Tell how many lines in these records contain the string "repellat", with only the number as the reply.

[[ Data for the task open ]]

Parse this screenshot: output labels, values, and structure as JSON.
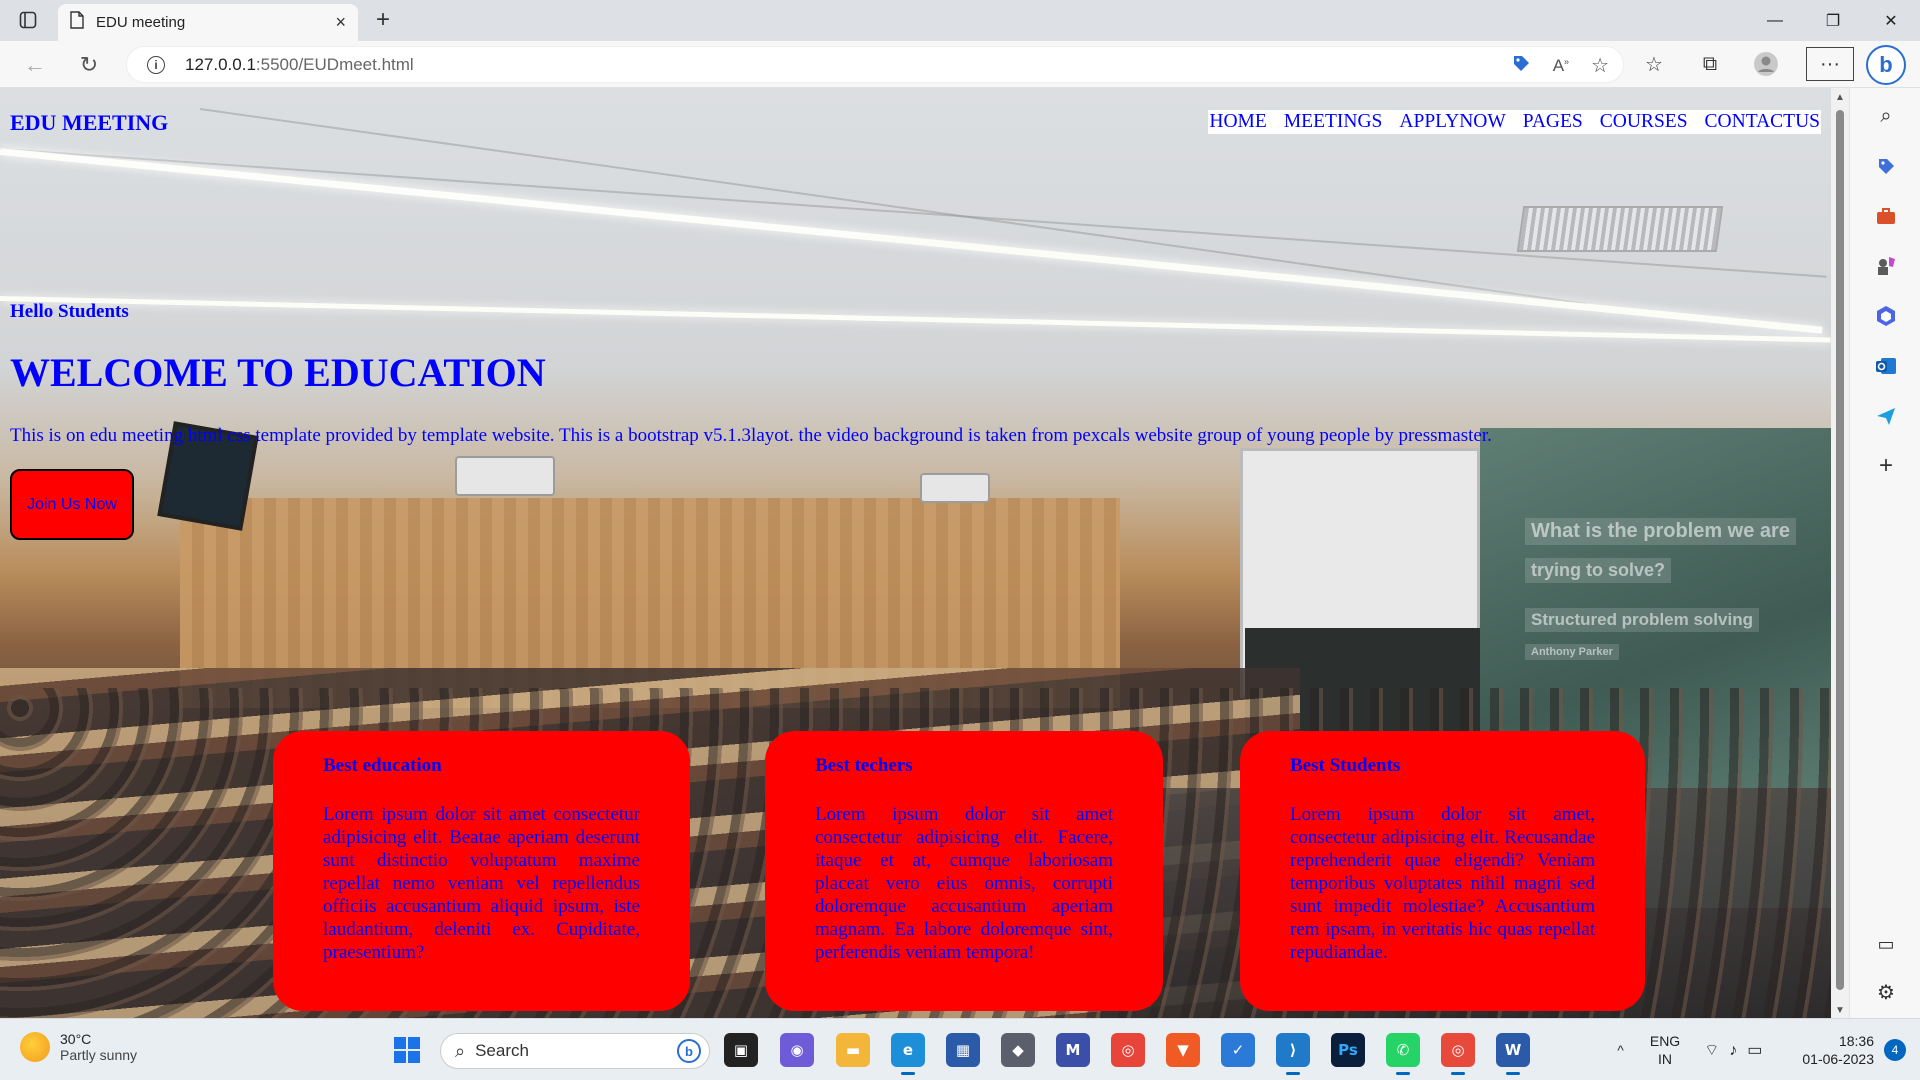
{
  "browser": {
    "tab_title": "EDU meeting",
    "tab_close": "×",
    "new_tab": "+",
    "window_controls": {
      "minimize": "—",
      "restore": "❐",
      "close": "✕"
    },
    "url_host": "127.0.0.1",
    "url_path": ":5500/EUDmeet.html",
    "nav": {
      "back": "←",
      "reload": "↻"
    },
    "more_label": "···"
  },
  "site": {
    "logo": "EDU MEETING",
    "nav_items": [
      "HOME",
      "MEETINGS",
      "APPLYNOW",
      "PAGES",
      "COURSES",
      "CONTACTUS"
    ],
    "hero": {
      "greeting": "Hello Students",
      "title": "WELCOME TO EDUCATION",
      "description": "This is on edu meeting html css template provided by template website. This is a bootstrap v5.1.3layot. the video background is taken from pexcals website group of young people by pressmaster.",
      "cta": "Join Us Now"
    },
    "cards": [
      {
        "title": "Best education",
        "body": "Lorem ipsum dolor sit amet consectetur adipisicing elit. Beatae aperiam deserunt sunt distinctio voluptatum maxime repellat nemo veniam vel repellendus officiis accusantium aliquid ipsum, iste laudantium, deleniti ex. Cupiditate, praesentium?"
      },
      {
        "title": "Best techers",
        "body": "Lorem ipsum dolor sit amet consectetur adipisicing elit. Facere, itaque et at, cumque laboriosam placeat vero eius omnis, corrupti doloremque accusantium aperiam magnam. Ea labore doloremque sint, perferendis veniam tempora!"
      },
      {
        "title": "Best Students",
        "body": "Lorem ipsum dolor sit amet, consectetur adipisicing elit. Recusandae reprehenderit quae eligendi? Veniam temporibus voluptates nihil magni sed sunt impedit molestiae? Accusantium rem ipsam, in veritatis hic quas repellat repudiandae."
      }
    ],
    "background_screen_text": [
      "What is the problem we are",
      "trying to solve?",
      "Structured problem solving",
      "Anthony Parker"
    ]
  },
  "taskbar": {
    "weather_temp": "30°C",
    "weather_condition": "Partly sunny",
    "search_placeholder": "Search",
    "language_line1": "ENG",
    "language_line2": "IN",
    "time": "18:36",
    "date": "01-06-2023",
    "notification_count": "4",
    "tray_chevron": "^"
  },
  "colors": {
    "text_blue": "#0000ff",
    "card_red": "#ff0000",
    "nav_bg": "#ffffff"
  }
}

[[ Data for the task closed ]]

*Solution to this task*:
2